WHAT THE TASK REQUIRES >>
Could you set down the records below exactly as they are, with no pictures?

ENTRIES SUPPLIED >>
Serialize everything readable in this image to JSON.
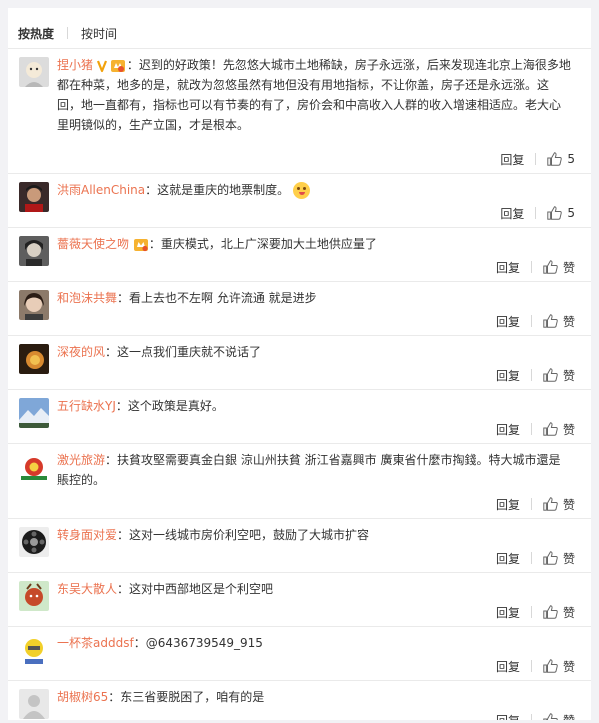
{
  "tabs": [
    "按热度",
    "按时间"
  ],
  "actions": {
    "reply": "回复",
    "like": "赞"
  },
  "comments": [
    {
      "name": "捏小猪",
      "text": "：迟到的好政策！先忽悠大城市土地稀缺，房子永远涨，后来发现连北京上海很多地都在种菜，地多的是，就改为忽悠虽然有地但没有用地指标，不让你盖，房子还是永远涨。这回，地一直都有，指标也可以有节奏的有了，房价会和中高收入人群的收入增速相适应。老大心里明镜似的，生产立国，才是根本。",
      "likes": "5"
    },
    {
      "name": "洪雨AllenChina",
      "text": "：这就是重庆的地票制度。",
      "likes": "5"
    },
    {
      "name": "薔薇天使之吻",
      "text": "：重庆模式，北上广深要加大土地供应量了",
      "likes": "赞"
    },
    {
      "name": "和泡沫共舞",
      "text": "：看上去也不左啊 允许流通 就是进步",
      "likes": "赞"
    },
    {
      "name": "深夜的风",
      "text": "：这一点我们重庆就不说话了",
      "likes": "赞"
    },
    {
      "name": "五行缺水YJ",
      "text": "：这个政策是真好。",
      "likes": "赞"
    },
    {
      "name": "激光旅游",
      "text": "：扶貧攻堅需要真金白銀 涼山州扶貧 浙江省嘉興市 廣東省什麼市掏錢。特大城市還是賬控的。",
      "likes": "赞"
    },
    {
      "name": "转身面对爱",
      "text": "：这对一线城市房价利空吧，鼓励了大城市扩容",
      "likes": "赞"
    },
    {
      "name": "东吴大散人",
      "text": "：这对中西部地区是个利空吧",
      "likes": "赞"
    },
    {
      "name": "一杯茶adddsf",
      "text": "：@6436739549_915",
      "likes": "赞"
    },
    {
      "name": "胡椒树65",
      "text": "：东三省要脱困了，咱有的是",
      "likes": "赞"
    }
  ]
}
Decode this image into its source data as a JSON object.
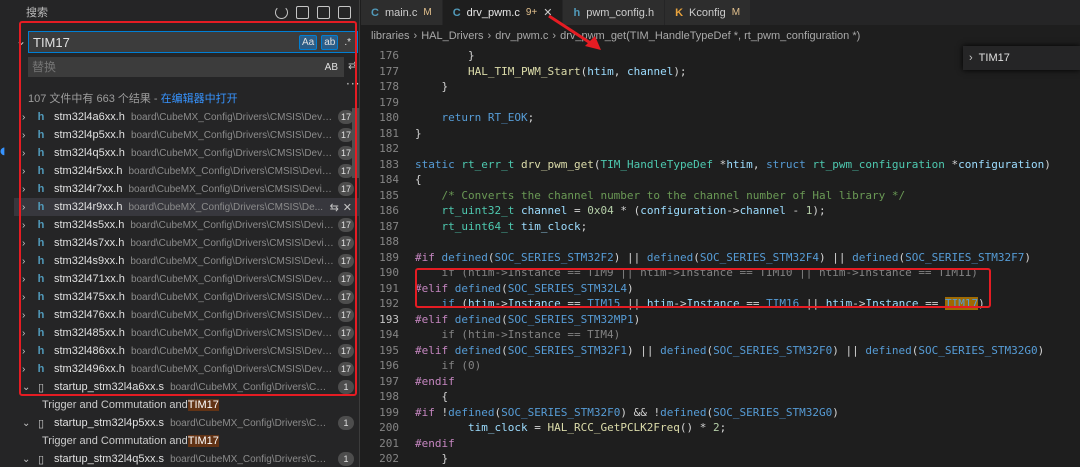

REPLY TO THE EXERCISE >>
Serialize everything readable in this image to JSON.
{
  "tabs": [
    "按热度",
    "按时间"
  ],
  "actions": {
    "reply": "回复",
    "like": "赞"
  },
  "comments": [
    {
      "name": "捏小猪",
      "text": "：迟到的好政策！先忽悠大城市土地稀缺，房子永远涨，后来发现连北京上海很多地都在种菜，地多的是，就改为忽悠虽然有地但没有用地指标，不让你盖，房子还是永远涨。这回，地一直都有，指标也可以有节奏的有了，房价会和中高收入人群的收入增速相适应。老大心里明镜似的，生产立国，才是根本。",
      "likes": "5"
    },
    {
      "name": "洪雨AllenChina",
      "text": "：这就是重庆的地票制度。",
      "likes": "5"
    },
    {
      "name": "薔薇天使之吻",
      "text": "：重庆模式，北上广深要加大土地供应量了",
      "likes": "赞"
    },
    {
      "name": "和泡沫共舞",
      "text": "：看上去也不左啊 允许流通 就是进步",
      "likes": "赞"
    },
    {
      "name": "深夜的风",
      "text": "：这一点我们重庆就不说话了",
      "likes": "赞"
    },
    {
      "name": "五行缺水YJ",
      "text": "：这个政策是真好。",
      "likes": "赞"
    },
    {
      "name": "激光旅游",
      "text": "：扶貧攻堅需要真金白銀 涼山州扶貧 浙江省嘉興市 廣東省什麼市掏錢。特大城市還是賬控的。",
      "likes": "赞"
    },
    {
      "name": "转身面对爱",
      "text": "：这对一线城市房价利空吧，鼓励了大城市扩容",
      "likes": "赞"
    },
    {
      "name": "东吴大散人",
      "text": "：这对中西部地区是个利空吧",
      "likes": "赞"
    },
    {
      "name": "一杯茶adddsf",
      "text": "：@6436739549_915",
      "likes": "赞"
    },
    {
      "name": "胡椒树65",
      "text": "：东三省要脱困了，咱有的是",
      "likes": "赞"
    }
  ]
}
Decode this image into its source data as a JSON object.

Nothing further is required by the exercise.